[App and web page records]
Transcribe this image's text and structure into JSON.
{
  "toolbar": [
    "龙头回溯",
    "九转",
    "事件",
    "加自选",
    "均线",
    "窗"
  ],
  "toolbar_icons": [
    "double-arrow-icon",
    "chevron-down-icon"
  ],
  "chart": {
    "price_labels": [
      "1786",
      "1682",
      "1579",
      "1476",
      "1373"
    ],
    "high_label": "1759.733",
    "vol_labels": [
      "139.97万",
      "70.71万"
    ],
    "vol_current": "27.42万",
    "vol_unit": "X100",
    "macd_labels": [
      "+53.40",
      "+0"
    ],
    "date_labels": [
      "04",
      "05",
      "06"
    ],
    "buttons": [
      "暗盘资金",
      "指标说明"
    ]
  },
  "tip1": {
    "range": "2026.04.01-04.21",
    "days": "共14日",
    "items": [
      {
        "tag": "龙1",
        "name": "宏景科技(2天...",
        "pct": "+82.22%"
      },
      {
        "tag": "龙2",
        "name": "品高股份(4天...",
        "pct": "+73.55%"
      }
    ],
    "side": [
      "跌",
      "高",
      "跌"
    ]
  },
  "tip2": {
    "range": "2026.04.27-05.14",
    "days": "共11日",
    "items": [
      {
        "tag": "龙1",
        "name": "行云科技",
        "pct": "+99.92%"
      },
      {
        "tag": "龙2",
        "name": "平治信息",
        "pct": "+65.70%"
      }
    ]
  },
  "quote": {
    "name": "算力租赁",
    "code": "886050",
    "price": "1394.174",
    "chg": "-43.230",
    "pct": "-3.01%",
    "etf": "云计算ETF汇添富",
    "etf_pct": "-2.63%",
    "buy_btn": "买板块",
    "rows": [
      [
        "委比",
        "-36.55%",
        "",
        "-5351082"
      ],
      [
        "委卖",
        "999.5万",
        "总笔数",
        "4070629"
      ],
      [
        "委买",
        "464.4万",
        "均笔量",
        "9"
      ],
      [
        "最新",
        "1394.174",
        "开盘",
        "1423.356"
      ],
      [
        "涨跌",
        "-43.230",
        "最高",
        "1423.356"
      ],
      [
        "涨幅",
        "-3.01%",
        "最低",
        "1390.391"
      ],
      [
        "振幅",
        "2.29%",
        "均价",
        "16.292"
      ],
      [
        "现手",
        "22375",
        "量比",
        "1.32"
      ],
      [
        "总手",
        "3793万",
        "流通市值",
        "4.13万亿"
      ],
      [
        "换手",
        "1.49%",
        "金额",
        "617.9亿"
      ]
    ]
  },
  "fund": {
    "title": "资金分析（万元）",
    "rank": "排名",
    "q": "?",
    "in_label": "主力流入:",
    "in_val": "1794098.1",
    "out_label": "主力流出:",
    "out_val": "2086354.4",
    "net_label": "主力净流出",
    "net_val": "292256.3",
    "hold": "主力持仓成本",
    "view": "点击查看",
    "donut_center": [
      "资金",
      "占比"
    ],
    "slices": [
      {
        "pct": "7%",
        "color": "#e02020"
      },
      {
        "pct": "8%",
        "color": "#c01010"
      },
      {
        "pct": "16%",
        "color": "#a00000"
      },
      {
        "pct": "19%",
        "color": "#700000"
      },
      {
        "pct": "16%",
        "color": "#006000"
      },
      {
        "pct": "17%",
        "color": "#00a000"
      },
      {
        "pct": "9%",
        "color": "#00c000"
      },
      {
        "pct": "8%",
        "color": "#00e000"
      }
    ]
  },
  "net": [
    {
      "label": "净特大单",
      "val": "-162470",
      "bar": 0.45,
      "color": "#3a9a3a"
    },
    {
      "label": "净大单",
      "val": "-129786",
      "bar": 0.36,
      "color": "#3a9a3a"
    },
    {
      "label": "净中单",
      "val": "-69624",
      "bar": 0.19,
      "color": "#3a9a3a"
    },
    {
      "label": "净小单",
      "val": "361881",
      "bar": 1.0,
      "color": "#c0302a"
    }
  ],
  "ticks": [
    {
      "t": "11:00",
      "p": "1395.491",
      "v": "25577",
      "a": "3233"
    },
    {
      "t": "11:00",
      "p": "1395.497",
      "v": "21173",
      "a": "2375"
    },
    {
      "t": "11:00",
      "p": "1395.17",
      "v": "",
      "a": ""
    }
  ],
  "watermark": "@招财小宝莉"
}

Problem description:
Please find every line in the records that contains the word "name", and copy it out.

Expected answer:
        "name": "宏景科技(2天...",
        "name": "品高股份(4天...",
        "name": "行云科技",
        "name": "平治信息",
    "name": "算力租赁",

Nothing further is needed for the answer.